Warning Signs of a Troubled Teen
Some parents don't even see it coming. They go about their daily business, thinking their teen is doing fine, and then – wham! – their teen throws them a curve ball. Maybe it's skipping school, smoking, partying, stealing or any one of the many things teens can do to get into trouble. While it's seemingly out of the blue, were there signs that something was going awry? Could parents have averted the trouble before it started?
Jean Lockwood of Ilion, N.Y., dealt with a seriously rebellious teen for several years. "Don't assume your child would never stray," she says. "Pay attention to the subtle signs. I can see a lot now in hindsight, but didn't take it seriously when I should have. Make sure you do your best to keep lines of communication open – that is what brought us through."
Troubled Today, Troubled Tomorrow
The trouble that teens can get into in today's culture is almost limitless, and the consequences can impact the rest of their lives. Dr. Patrick C. Friman, clinical psychologist and director of behavioral pediatrics and family services at Girls and Boys Town, a national nonprofit organization dedicated to the treatment and care of abused, abandoned and neglected girls and boys, says that, unfortunately, one of the most common consequences of negative teen behavior is quitting school. "Beyond arrest and/or drug problems, the most serious problem is dropping out of school or being expelled permanently," he says. "The adult without a high school degree lives in a shadowy world that is unsafe and unkind to those with virtue. Incomes are meager and supplemented with petty theft and drugs sales. The American dream remains completely out of reach."
Teens who are heading into trouble often don't see school as a stepping stone into a secure future. With their tendency to live totally in the present, many teens have difficulties correlating their current behavior as affecting the rest of their lives.
Drug use is one of the most important signs that your child is heading into serious trouble, according to Dr. Friman. "I ask about the presence of lighters, suspicious phone calls, major change in behavior and emotional disposition, changes in appetite and affect, sleep habits and major shifts in interests," he says. "I also ask about changes in interactional style. Although its true that most adolescents want to keep portions of their life private, the drug-using adolescent has more to protect and can appear much less honest or forthcoming than they previously had been."
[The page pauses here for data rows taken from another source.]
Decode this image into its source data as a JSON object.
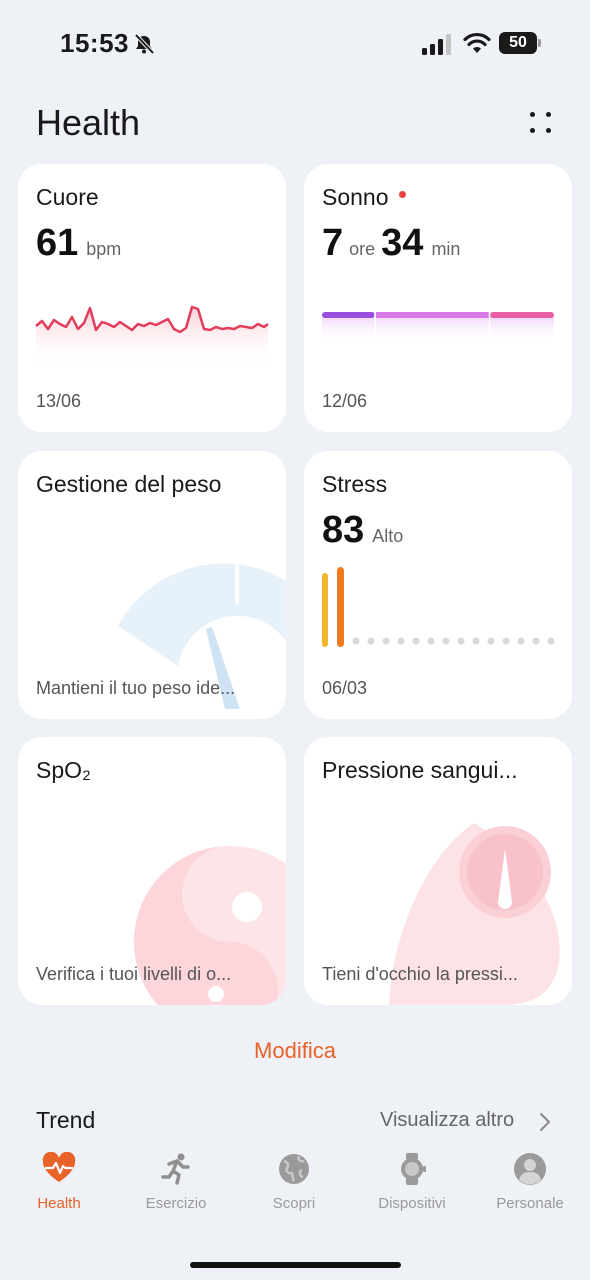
{
  "status_bar": {
    "time": "15:53",
    "battery": "50"
  },
  "header": {
    "title": "Health"
  },
  "cards": {
    "heart": {
      "title": "Cuore",
      "value": "61",
      "unit": "bpm",
      "date": "13/06"
    },
    "sleep": {
      "title": "Sonno",
      "hours": "7",
      "hours_unit": "ore",
      "minutes": "34",
      "minutes_unit": "min",
      "date": "12/06"
    },
    "weight": {
      "title": "Gestione del peso",
      "subtitle": "Mantieni il tuo peso ide..."
    },
    "stress": {
      "title": "Stress",
      "value": "83",
      "level": "Alto",
      "date": "06/03"
    },
    "spo2": {
      "title": "SpO₂",
      "subtitle": "Verifica i tuoi livelli di o..."
    },
    "pressure": {
      "title": "Pressione sangui...",
      "subtitle": "Tieni d'occhio la pressi..."
    }
  },
  "edit_label": "Modifica",
  "trend": {
    "title": "Trend",
    "more": "Visualizza altro"
  },
  "tabbar": [
    {
      "label": "Health",
      "icon": "heart-pulse-icon",
      "active": true
    },
    {
      "label": "Esercizio",
      "icon": "running-icon",
      "active": false
    },
    {
      "label": "Scopri",
      "icon": "globe-icon",
      "active": false
    },
    {
      "label": "Dispositivi",
      "icon": "watch-icon",
      "active": false
    },
    {
      "label": "Personale",
      "icon": "person-icon",
      "active": false
    }
  ],
  "colors": {
    "accent": "#e8622a",
    "heart_line": "#e23d5a",
    "sleep_deep": "#9b4fe0",
    "sleep_light": "#d77ae8",
    "sleep_rem": "#ea5fa6",
    "stress_yellow": "#f1b72c",
    "stress_orange": "#f07a1e"
  }
}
Cathy Moran, a licensed clinical social worker and director of children's community services for the Mental Health Association of NYC, agrees that there are many warning signs parents can be on the lookout for. "Red flag signs include decrease or loss of interest in school as evidenced by decrease in academic performance (sometimes this may be subtle), poor hygiene or lack of interest in personal appearance or a negative change in peer relationships," she says.
Other signs include these:
- Loss of interest in peers resulting in isolative behavior
- Changes in weight
- Changes in sleep patterns
- Markedly dramatic mood swings out of the normal adolescent hormonal arena
It's also important to remember that it's totally normal for teens to make abrupt changes in their lives as they go about the business of discovering who they really are. Suddenly dying their hair vermilion isn't a warning sign, unless it is combined with other signs such as ignoring their friends or a change in their academic performance.
Acting on Red Flags
Communication is key in guiding your teen back to a safe and productive course. Unfortunately, conversing with teens, especially those who are in a full-on rebellion, can be like walking through a field of landmines.
"Adolescence is precarious, delicate and truly exasperating in every way," Moran says. "So as a parent, don't wait until you're angry, because it can only result in a blow up. Talk to your teen sooner rather than later as you see things change. By doing this, you are communicating concern and are observing of your child. Teens are often so involved with themselves that they actually may not see the changes you do. Selecting a quiet moment is key in approaching a teen; preferably both parents should be involved to present a united front of concern."
When you talk to your teen, remember to exhibit empathy. Being a teen in today's culture isn't easy. Listen without interrupting, and acknowledge what your teen has to say even if you disagree. "Take note of your tone as a parent," Moran says. "If the conversation is escalating and results in screaming, this will only close down the lines of communication. And remember that everything doesn't have to be solved in one evening." One way to do this is to take your teen to his or her favorite restaurant. This is a good way to keep it light and yet really communicate.
Tackling your teen's negative and potentially risky behavior isn't easy, but it's well worth it to communicate with them early and often – as soon as you see the signs that something is amiss. It's less painful for both you and your teen to nip the problem in the bud than it is to deal with the aftermath of consistent poor choices.